START The data

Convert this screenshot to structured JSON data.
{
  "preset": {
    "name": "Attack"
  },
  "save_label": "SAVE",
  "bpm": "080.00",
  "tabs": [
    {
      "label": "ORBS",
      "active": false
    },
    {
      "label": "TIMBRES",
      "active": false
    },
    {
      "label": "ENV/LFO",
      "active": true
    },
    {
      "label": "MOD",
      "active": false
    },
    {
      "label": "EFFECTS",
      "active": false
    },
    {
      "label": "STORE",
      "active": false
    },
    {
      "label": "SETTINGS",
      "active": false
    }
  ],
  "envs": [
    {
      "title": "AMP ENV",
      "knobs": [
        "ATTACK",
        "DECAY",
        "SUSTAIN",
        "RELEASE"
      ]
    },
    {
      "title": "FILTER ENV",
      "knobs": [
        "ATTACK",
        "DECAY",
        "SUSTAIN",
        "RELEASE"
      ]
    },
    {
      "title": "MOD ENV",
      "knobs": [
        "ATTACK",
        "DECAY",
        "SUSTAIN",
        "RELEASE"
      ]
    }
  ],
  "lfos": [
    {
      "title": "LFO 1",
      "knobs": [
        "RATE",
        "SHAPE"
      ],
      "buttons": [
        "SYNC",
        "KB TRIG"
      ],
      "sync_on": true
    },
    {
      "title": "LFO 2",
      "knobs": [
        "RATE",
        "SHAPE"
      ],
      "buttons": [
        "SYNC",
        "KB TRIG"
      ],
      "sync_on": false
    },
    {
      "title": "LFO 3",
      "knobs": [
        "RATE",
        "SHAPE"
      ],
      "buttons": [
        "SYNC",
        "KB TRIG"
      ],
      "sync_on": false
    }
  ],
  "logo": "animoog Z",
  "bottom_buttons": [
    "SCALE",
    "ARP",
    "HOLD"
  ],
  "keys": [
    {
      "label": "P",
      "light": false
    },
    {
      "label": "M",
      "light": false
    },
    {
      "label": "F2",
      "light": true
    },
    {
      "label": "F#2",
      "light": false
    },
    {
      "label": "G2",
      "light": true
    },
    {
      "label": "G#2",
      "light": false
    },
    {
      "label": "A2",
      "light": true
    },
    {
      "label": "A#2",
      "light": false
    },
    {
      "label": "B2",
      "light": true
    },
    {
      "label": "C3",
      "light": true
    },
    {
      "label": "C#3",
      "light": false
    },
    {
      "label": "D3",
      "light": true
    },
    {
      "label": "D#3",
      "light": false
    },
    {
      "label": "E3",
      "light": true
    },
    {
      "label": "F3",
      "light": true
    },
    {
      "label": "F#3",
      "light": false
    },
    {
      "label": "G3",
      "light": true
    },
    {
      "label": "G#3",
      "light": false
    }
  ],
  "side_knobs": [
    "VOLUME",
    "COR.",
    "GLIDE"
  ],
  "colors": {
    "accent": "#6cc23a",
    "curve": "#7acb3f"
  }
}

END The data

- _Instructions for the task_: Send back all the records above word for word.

- _Answer box_:
Convert this screenshot to structured JSON data.
{
  "preset": {
    "name": "Attack"
  },
  "save_label": "SAVE",
  "bpm": "080.00",
  "tabs": [
    {
      "label": "ORBS",
      "active": false
    },
    {
      "label": "TIMBRES",
      "active": false
    },
    {
      "label": "ENV/LFO",
      "active": true
    },
    {
      "label": "MOD",
      "active": false
    },
    {
      "label": "EFFECTS",
      "active": false
    },
    {
      "label": "STORE",
      "active": false
    },
    {
      "label": "SETTINGS",
      "active": false
    }
  ],
  "envs": [
    {
      "title": "AMP ENV",
      "knobs": [
        "ATTACK",
        "DECAY",
        "SUSTAIN",
        "RELEASE"
      ]
    },
    {
      "title": "FILTER ENV",
      "knobs": [
        "ATTACK",
        "DECAY",
        "SUSTAIN",
        "RELEASE"
      ]
    },
    {
      "title": "MOD ENV",
      "knobs": [
        "ATTACK",
        "DECAY",
        "SUSTAIN",
        "RELEASE"
      ]
    }
  ],
  "lfos": [
    {
      "title": "LFO 1",
      "knobs": [
        "RATE",
        "SHAPE"
      ],
      "buttons": [
        "SYNC",
        "KB TRIG"
      ],
      "sync_on": true
    },
    {
      "title": "LFO 2",
      "knobs": [
        "RATE",
        "SHAPE"
      ],
      "buttons": [
        "SYNC",
        "KB TRIG"
      ],
      "sync_on": false
    },
    {
      "title": "LFO 3",
      "knobs": [
        "RATE",
        "SHAPE"
      ],
      "buttons": [
        "SYNC",
        "KB TRIG"
      ],
      "sync_on": false
    }
  ],
  "logo": "animoog Z",
  "bottom_buttons": [
    "SCALE",
    "ARP",
    "HOLD"
  ],
  "keys": [
    {
      "label": "P",
      "light": false
    },
    {
      "label": "M",
      "light": false
    },
    {
      "label": "F2",
      "light": true
    },
    {
      "label": "F#2",
      "light": false
    },
    {
      "label": "G2",
      "light": true
    },
    {
      "label": "G#2",
      "light": false
    },
    {
      "label": "A2",
      "light": true
    },
    {
      "label": "A#2",
      "light": false
    },
    {
      "label": "B2",
      "light": true
    },
    {
      "label": "C3",
      "light": true
    },
    {
      "label": "C#3",
      "light": false
    },
    {
      "label": "D3",
      "light": true
    },
    {
      "label": "D#3",
      "light": false
    },
    {
      "label": "E3",
      "light": true
    },
    {
      "label": "F3",
      "light": true
    },
    {
      "label": "F#3",
      "light": false
    },
    {
      "label": "G3",
      "light": true
    },
    {
      "label": "G#3",
      "light": false
    }
  ],
  "side_knobs": [
    "VOLUME",
    "COR.",
    "GLIDE"
  ],
  "colors": {
    "accent": "#6cc23a",
    "curve": "#7acb3f"
  }
}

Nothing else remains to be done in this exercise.